So we’re at the end of 2013, and it’s that period where most people sort out their pledges and donations. Personally I don’t have a lot of money, but I try to support Doctors Without Borders and the American Friends Service Committee, as well as the local Unitarian Universalist congregation.

But I’d like to make a pitch for the Albert Einstein Institution , a tiny non-profit based in Boston that serves to create and publish works about nonviolent forms of struggle. Gene Sharp, the founder and main author, is best known for the pamphlet From Dictatorship to Democracy, written for Burmese rebels at their request. It’s been translated into at least 34 other languages and played a role in nonviolent revolutions in Serbia, the Ukraine, and Egypt. Much what has been published is available for free online.

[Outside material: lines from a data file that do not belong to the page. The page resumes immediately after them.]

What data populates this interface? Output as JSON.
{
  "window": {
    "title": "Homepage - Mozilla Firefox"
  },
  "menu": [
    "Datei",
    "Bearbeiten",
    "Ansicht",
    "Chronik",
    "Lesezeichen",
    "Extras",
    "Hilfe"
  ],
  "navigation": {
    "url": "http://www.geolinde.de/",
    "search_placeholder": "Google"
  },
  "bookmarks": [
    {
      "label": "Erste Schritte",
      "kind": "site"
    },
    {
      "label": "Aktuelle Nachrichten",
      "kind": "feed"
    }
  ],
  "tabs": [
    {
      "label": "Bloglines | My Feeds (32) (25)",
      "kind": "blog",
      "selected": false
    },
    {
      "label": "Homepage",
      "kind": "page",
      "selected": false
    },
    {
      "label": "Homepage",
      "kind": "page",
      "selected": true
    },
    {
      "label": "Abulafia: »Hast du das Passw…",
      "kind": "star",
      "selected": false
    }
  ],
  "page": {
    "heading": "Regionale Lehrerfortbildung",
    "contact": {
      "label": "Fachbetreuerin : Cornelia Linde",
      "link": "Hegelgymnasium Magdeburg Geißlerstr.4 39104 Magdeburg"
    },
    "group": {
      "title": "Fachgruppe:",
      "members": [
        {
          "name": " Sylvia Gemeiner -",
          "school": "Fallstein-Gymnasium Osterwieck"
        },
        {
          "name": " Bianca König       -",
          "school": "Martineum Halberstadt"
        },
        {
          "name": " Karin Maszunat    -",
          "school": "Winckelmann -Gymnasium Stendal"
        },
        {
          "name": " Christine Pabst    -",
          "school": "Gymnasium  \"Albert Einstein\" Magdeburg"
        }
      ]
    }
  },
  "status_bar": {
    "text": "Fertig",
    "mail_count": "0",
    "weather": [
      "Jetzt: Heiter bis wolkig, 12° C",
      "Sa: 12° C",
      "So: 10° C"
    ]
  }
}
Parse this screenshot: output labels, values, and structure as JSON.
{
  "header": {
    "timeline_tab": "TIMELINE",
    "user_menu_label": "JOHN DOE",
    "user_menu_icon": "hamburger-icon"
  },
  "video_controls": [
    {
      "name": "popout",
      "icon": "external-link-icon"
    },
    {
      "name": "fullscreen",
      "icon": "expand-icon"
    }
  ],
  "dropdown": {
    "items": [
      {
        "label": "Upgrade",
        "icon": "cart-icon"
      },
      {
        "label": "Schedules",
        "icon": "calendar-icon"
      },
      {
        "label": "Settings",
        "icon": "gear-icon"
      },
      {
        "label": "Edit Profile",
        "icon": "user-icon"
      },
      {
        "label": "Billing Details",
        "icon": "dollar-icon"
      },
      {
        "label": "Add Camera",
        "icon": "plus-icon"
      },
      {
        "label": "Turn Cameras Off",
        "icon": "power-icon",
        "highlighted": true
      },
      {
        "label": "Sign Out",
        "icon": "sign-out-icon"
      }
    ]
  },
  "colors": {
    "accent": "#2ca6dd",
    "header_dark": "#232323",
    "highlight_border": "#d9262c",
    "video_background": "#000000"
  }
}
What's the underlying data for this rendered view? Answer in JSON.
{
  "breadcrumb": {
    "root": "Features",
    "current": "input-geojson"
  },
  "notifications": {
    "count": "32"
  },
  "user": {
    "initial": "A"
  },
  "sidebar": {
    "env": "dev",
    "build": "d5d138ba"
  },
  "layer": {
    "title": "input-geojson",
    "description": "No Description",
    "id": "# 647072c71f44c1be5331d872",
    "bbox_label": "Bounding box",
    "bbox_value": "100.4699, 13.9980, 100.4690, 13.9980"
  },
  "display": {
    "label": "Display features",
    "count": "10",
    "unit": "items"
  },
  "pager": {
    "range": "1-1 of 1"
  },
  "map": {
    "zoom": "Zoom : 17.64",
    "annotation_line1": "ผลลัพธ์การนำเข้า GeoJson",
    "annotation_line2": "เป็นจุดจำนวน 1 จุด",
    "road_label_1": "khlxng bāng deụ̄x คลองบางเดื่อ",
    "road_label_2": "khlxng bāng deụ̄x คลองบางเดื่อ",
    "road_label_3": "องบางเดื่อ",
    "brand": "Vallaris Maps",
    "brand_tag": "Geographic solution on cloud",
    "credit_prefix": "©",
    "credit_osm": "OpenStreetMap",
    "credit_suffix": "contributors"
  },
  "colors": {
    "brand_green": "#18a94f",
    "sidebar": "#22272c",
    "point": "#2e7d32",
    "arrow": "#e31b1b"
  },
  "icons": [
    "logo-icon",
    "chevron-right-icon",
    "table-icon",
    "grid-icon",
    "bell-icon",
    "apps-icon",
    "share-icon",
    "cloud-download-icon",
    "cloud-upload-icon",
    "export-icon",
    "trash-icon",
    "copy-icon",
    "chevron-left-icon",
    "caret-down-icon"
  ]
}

Sharp has gained quite a bit of recognition since the Arab Spring, in both news outlets and from NGOs and other organizations. He has been nominated for the Nobel Peace Prize three times, and last year won the Right Livelihood Award, an alternative to the Nobel. His work was the subject of a 2011 documentary, How to Start a Revolution (available online here).

Let’s get to the point. If you’re in the situation where you have moral or practical opposition to both pure pacifism and violent revolution, Gene Sharp is the most important person to examine and propose an alternative. As he says, nonviolent struggle is combat, just using weapons beyond guns and bombs. And it works.

The Albert Einstein Institution is run on a shoestring- it presently lists five employees and operates out of Sharp’s house. The time-intensive work they do is then published for free, and they do not collect royalties. But if there is hope for a world filled with democratic societies, in which the revolution does not in time become the dictatorship, then nonviolent struggle is the path that needs to be taken. And there needs to be a guide. The Albert Einstein Institution writes these guides, refines them, improves them. Give them some money.

You can through PayPal on the front page of their website.